- To do
Write how many lines in the records below include the string "this". No other text should be given.

(Information provided begins)

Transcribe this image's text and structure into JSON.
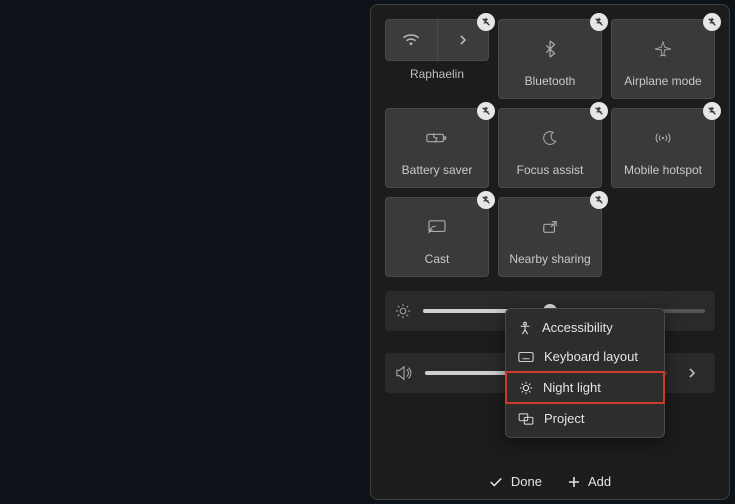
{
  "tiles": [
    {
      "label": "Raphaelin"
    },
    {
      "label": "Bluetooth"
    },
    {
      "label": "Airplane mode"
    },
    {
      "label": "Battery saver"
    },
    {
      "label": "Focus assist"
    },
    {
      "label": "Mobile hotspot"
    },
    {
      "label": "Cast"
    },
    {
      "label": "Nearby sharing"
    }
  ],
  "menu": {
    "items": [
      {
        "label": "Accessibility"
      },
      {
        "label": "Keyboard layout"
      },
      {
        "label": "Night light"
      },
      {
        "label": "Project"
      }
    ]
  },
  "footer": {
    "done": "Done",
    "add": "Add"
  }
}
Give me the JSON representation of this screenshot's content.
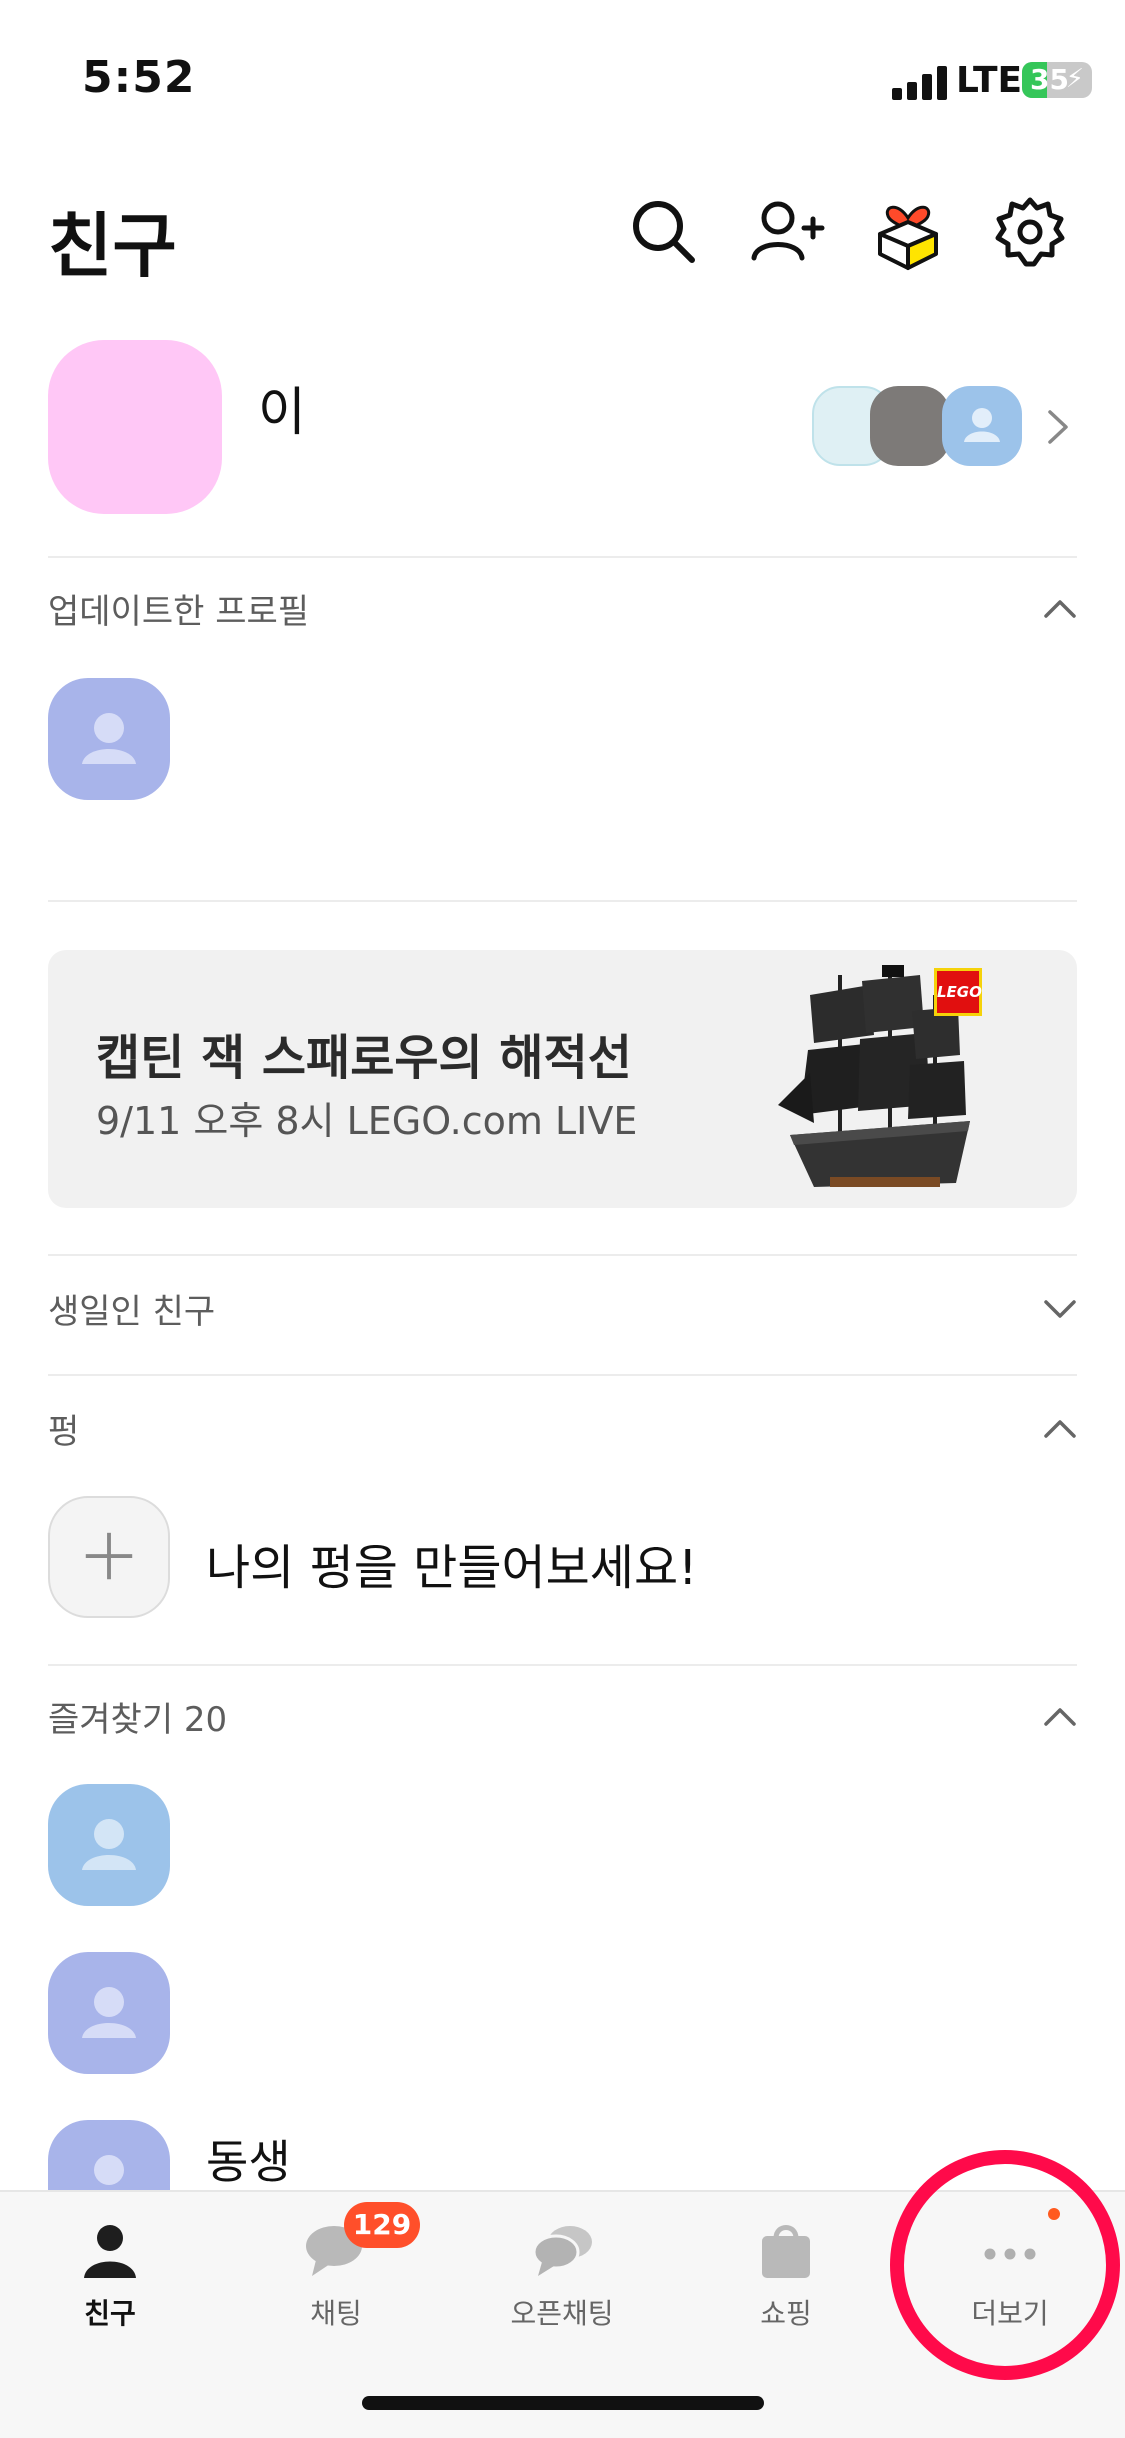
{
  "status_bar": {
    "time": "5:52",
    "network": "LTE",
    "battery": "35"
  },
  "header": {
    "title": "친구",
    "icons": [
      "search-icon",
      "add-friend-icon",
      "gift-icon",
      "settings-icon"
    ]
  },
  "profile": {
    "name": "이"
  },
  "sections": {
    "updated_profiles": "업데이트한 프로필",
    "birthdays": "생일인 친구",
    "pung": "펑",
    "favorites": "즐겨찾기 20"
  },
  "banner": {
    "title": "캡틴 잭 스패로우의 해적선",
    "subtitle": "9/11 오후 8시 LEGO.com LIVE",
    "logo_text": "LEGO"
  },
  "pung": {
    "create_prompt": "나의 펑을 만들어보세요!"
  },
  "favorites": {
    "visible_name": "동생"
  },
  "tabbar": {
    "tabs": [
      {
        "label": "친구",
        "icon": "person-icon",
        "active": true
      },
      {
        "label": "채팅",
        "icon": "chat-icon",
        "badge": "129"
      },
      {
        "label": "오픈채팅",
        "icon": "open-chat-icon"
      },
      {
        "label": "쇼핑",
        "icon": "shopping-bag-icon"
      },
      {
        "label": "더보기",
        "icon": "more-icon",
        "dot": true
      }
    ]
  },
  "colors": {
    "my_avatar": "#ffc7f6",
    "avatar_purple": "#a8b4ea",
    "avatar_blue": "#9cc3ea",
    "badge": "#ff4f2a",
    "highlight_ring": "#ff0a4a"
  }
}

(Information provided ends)

- Exercise answer
2